The problem:
All of the records must come back exactly. Please repeat them in full.
Segment Start: Data supplied
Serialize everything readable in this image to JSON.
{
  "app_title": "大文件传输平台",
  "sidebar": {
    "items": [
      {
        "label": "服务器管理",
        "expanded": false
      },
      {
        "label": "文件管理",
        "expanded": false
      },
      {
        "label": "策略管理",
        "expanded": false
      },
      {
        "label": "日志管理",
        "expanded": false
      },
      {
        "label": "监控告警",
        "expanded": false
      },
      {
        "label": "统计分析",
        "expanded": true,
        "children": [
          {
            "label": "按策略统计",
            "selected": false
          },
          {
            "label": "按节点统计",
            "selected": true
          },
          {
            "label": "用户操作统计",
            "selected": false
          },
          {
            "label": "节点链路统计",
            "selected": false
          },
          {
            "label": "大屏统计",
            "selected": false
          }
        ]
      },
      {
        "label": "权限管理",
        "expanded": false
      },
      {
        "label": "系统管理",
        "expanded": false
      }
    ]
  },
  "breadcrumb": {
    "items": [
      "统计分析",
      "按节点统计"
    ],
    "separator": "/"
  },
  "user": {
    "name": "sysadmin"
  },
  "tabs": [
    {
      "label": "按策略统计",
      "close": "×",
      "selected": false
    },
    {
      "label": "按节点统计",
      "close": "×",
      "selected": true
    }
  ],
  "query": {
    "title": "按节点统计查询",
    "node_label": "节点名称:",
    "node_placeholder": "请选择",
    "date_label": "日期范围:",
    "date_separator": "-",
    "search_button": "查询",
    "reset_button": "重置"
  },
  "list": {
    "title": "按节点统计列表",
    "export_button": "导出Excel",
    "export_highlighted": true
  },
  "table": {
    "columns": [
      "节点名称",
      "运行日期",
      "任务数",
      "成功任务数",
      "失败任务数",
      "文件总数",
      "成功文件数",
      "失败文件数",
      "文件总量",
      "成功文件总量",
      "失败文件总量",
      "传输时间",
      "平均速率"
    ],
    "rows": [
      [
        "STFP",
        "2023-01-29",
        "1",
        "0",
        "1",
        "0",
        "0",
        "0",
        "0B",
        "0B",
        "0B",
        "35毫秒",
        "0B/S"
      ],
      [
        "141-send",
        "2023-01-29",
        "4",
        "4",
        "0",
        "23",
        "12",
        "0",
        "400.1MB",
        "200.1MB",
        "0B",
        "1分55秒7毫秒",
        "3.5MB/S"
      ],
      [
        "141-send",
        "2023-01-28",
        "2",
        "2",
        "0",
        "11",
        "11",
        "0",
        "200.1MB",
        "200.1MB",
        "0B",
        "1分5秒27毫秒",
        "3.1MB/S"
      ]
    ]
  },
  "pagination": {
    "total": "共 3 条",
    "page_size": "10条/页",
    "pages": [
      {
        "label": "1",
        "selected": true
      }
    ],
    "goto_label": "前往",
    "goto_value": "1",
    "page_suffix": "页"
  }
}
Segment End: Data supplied
Solved exercise:
Serialize everything readable in this image to JSON.
{
  "app_title": "大文件传输平台",
  "sidebar": {
    "items": [
      {
        "label": "服务器管理",
        "expanded": false
      },
      {
        "label": "文件管理",
        "expanded": false
      },
      {
        "label": "策略管理",
        "expanded": false
      },
      {
        "label": "日志管理",
        "expanded": false
      },
      {
        "label": "监控告警",
        "expanded": false
      },
      {
        "label": "统计分析",
        "expanded": true,
        "children": [
          {
            "label": "按策略统计",
            "selected": false
          },
          {
            "label": "按节点统计",
            "selected": true
          },
          {
            "label": "用户操作统计",
            "selected": false
          },
          {
            "label": "节点链路统计",
            "selected": false
          },
          {
            "label": "大屏统计",
            "selected": false
          }
        ]
      },
      {
        "label": "权限管理",
        "expanded": false
      },
      {
        "label": "系统管理",
        "expanded": false
      }
    ]
  },
  "breadcrumb": {
    "items": [
      "统计分析",
      "按节点统计"
    ],
    "separator": "/"
  },
  "user": {
    "name": "sysadmin"
  },
  "tabs": [
    {
      "label": "按策略统计",
      "close": "×",
      "selected": false
    },
    {
      "label": "按节点统计",
      "close": "×",
      "selected": true
    }
  ],
  "query": {
    "title": "按节点统计查询",
    "node_label": "节点名称:",
    "node_placeholder": "请选择",
    "date_label": "日期范围:",
    "date_separator": "-",
    "search_button": "查询",
    "reset_button": "重置"
  },
  "list": {
    "title": "按节点统计列表",
    "export_button": "导出Excel",
    "export_highlighted": true
  },
  "table": {
    "columns": [
      "节点名称",
      "运行日期",
      "任务数",
      "成功任务数",
      "失败任务数",
      "文件总数",
      "成功文件数",
      "失败文件数",
      "文件总量",
      "成功文件总量",
      "失败文件总量",
      "传输时间",
      "平均速率"
    ],
    "rows": [
      [
        "STFP",
        "2023-01-29",
        "1",
        "0",
        "1",
        "0",
        "0",
        "0",
        "0B",
        "0B",
        "0B",
        "35毫秒",
        "0B/S"
      ],
      [
        "141-send",
        "2023-01-29",
        "4",
        "4",
        "0",
        "23",
        "12",
        "0",
        "400.1MB",
        "200.1MB",
        "0B",
        "1分55秒7毫秒",
        "3.5MB/S"
      ],
      [
        "141-send",
        "2023-01-28",
        "2",
        "2",
        "0",
        "11",
        "11",
        "0",
        "200.1MB",
        "200.1MB",
        "0B",
        "1分5秒27毫秒",
        "3.1MB/S"
      ]
    ]
  },
  "pagination": {
    "total": "共 3 条",
    "page_size": "10条/页",
    "pages": [
      {
        "label": "1",
        "selected": true
      }
    ],
    "goto_label": "前往",
    "goto_value": "1",
    "page_suffix": "页"
  }
}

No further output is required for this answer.